Father Schall is a Professor in the Department of Government at Georgetown University. He is the author of numerous books, including: Another Sort of Learning (Ignatius Press, 1988); At the Limits of Political Philosophy (Catholic University of America Press, 1996); Reason, Revelation, and the Foundations of Political Philosophy (LSU Press, 1987); Idylls and Rambles (Ignatius Press, 1994); and Schall on Chesterton: Timely Essays on Timeless Paradoxes (Catholic University of America Press, 2000).
Even students in religious-founded institutions can lose their faith. Others find God at Ohio State University. Some students mold themselves to the prevailing campus ideology, while others go through unchanged. One thing seems true.
Christianity is a religion of joy because it is a religion of God who is joy. And sports help us realize God's joy on earth.

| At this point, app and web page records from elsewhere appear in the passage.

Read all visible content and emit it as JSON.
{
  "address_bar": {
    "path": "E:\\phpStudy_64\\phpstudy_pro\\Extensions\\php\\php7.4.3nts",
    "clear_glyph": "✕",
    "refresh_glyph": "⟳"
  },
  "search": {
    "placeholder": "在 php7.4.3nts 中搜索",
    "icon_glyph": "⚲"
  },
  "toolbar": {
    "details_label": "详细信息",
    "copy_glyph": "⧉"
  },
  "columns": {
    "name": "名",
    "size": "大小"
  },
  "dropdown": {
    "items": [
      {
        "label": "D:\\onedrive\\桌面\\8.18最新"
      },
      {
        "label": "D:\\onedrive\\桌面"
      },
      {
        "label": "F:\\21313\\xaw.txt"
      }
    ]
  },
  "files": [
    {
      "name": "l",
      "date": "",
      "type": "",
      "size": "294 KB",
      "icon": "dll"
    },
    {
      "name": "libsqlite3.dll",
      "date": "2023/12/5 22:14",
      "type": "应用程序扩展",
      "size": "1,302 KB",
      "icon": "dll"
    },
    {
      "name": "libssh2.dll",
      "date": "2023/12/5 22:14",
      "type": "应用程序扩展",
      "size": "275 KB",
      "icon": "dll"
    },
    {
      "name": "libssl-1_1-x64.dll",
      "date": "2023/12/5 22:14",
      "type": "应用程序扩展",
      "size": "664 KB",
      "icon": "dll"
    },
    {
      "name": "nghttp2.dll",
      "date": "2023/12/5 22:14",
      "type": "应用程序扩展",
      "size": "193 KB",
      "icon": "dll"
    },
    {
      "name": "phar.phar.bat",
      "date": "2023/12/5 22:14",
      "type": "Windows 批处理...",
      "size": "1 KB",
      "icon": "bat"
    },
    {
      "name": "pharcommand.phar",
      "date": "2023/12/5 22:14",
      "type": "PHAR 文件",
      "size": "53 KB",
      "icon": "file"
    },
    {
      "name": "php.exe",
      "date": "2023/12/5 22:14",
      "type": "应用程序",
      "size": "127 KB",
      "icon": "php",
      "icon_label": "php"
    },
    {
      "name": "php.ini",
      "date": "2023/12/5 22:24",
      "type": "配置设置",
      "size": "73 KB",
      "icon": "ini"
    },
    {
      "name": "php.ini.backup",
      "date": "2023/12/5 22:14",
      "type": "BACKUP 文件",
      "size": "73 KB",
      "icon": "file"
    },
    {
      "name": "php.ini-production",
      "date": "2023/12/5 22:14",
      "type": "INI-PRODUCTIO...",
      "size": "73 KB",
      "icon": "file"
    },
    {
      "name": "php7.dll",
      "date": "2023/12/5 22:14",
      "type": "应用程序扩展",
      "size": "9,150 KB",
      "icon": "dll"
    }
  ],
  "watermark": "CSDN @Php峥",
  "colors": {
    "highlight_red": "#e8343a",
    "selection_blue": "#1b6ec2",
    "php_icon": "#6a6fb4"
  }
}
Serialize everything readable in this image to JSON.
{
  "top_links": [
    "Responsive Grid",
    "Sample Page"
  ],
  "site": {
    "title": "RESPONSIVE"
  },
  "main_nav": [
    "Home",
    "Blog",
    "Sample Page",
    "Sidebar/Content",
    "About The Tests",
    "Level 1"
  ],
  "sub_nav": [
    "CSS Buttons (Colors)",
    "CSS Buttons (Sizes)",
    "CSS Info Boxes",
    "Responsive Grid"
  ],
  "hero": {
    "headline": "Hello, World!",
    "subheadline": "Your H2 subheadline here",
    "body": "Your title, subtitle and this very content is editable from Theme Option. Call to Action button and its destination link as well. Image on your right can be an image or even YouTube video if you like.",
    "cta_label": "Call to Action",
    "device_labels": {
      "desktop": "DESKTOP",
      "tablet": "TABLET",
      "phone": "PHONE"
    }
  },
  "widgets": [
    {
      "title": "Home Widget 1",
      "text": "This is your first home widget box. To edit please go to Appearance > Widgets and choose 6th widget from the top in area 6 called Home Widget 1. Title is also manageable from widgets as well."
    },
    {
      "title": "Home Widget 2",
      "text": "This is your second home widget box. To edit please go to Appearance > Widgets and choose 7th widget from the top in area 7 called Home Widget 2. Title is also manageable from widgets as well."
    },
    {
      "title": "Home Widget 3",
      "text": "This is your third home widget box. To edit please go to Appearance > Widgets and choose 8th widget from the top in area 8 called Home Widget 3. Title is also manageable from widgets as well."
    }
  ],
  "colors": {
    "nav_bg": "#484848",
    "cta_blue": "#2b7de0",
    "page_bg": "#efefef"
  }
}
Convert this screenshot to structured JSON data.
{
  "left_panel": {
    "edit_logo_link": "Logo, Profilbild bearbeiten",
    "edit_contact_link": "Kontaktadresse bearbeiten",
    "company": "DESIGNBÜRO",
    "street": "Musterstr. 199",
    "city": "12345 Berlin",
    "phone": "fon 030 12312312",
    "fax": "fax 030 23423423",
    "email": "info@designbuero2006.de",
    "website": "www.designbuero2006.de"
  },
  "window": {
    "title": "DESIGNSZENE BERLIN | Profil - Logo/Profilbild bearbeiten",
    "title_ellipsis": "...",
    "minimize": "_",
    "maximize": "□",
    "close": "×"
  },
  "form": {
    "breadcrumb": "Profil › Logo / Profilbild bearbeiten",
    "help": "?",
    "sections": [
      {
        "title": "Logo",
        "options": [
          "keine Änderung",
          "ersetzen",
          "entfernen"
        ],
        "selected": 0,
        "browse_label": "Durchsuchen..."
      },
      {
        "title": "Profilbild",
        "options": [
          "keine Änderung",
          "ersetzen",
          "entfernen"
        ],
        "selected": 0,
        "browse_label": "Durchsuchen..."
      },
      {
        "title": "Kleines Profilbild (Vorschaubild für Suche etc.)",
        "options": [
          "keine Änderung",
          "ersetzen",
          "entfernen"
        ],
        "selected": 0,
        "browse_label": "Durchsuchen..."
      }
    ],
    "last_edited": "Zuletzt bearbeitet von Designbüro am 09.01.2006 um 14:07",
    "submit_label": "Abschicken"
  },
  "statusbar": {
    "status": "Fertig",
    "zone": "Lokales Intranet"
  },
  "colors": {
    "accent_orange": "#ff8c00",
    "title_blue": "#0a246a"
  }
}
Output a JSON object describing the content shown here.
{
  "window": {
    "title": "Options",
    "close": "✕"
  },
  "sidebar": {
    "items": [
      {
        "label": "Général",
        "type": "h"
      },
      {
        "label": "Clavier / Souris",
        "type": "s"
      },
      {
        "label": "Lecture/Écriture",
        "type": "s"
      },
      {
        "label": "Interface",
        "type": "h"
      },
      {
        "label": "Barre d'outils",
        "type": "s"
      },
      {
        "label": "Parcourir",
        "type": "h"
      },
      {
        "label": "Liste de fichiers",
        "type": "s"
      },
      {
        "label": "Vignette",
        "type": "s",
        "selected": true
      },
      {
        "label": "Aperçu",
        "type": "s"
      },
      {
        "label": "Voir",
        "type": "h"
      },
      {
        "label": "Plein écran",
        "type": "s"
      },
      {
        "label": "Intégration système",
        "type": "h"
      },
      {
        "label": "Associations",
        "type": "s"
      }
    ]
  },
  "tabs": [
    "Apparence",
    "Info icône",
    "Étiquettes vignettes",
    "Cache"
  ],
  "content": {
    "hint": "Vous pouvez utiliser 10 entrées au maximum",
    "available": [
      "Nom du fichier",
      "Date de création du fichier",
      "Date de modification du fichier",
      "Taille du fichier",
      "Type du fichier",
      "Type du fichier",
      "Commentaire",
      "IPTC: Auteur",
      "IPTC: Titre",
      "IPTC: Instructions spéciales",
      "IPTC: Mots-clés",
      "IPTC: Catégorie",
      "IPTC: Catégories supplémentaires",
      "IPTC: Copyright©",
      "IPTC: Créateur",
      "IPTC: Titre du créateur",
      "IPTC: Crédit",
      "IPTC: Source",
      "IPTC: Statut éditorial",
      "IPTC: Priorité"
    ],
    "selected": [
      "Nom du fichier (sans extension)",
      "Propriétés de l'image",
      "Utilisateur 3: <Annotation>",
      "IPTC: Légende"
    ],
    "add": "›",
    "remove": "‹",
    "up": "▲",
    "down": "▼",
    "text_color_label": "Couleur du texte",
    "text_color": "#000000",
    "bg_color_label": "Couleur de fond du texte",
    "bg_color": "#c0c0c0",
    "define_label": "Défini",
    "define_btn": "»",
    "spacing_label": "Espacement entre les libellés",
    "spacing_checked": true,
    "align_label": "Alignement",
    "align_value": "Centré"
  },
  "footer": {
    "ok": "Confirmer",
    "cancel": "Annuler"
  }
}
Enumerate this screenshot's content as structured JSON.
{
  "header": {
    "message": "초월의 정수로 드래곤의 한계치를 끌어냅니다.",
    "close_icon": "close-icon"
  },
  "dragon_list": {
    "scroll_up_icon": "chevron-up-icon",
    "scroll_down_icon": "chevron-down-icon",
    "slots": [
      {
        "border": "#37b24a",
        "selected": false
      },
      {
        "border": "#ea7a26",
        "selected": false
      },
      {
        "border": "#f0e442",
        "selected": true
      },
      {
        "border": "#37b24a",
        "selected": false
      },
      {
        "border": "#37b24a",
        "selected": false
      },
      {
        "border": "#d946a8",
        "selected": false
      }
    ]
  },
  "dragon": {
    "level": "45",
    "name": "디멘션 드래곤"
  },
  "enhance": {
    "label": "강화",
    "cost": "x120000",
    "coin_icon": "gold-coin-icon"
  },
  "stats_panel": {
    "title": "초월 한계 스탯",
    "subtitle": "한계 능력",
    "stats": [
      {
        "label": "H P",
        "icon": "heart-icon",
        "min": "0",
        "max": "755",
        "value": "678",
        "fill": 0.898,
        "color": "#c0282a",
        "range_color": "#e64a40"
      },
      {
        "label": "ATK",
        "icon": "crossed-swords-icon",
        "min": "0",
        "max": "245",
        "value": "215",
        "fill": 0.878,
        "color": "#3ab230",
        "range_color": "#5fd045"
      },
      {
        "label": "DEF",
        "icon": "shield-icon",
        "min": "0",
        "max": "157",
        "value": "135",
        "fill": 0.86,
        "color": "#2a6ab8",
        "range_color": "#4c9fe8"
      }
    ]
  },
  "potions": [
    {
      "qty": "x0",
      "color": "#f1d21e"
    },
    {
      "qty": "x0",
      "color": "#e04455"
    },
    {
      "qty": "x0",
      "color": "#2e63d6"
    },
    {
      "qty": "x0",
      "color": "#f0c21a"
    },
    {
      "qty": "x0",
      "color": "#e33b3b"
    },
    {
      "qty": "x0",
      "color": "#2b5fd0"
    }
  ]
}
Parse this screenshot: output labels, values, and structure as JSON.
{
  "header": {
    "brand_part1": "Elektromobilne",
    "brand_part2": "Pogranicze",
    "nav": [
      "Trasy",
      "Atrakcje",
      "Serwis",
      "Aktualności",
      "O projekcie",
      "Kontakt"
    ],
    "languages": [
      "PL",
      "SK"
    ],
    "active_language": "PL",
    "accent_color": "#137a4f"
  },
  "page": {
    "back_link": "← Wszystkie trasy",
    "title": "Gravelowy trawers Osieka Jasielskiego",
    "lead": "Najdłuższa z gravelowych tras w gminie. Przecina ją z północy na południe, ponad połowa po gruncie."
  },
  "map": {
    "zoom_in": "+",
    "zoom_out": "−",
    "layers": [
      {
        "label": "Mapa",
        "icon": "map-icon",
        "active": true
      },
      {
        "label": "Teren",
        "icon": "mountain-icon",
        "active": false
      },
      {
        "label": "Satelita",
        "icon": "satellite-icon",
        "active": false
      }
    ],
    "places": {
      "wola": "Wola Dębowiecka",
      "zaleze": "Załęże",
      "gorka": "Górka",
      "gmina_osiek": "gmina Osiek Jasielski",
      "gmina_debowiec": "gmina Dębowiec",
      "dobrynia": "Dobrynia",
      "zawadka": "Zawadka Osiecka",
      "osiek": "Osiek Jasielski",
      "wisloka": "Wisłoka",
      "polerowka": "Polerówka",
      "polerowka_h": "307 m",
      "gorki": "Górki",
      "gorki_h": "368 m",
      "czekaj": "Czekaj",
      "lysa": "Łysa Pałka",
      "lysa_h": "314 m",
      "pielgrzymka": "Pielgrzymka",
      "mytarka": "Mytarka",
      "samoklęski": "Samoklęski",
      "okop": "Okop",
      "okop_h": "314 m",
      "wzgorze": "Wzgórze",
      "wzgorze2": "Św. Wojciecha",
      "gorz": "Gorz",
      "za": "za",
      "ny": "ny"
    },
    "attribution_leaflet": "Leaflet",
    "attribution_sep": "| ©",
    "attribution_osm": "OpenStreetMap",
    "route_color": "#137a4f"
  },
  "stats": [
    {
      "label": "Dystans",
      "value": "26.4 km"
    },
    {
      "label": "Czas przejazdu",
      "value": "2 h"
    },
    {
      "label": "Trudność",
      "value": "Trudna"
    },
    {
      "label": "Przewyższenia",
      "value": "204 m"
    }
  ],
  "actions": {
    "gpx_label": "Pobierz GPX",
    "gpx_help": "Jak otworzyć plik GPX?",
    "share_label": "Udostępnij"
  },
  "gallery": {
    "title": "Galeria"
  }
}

Human things are not divine things. Nonetheless, Plato and Aristotle intimate that it is human, insofar as we can, to seek divine things. Homo non proprie humanus sed superhumanus est. Aquinas, and the Christian tradition that built upon his synthesis of classical thought and revelation, here indicates that human beings becomes fully human only by submitting to forms beyond their making; the imperfection of the earthly city cries out for the perfection of the heavenly city. By contrast, modern political philosophy disconnected politics from the longing for the divine—not only unmaking the city, but unmaking man. . . .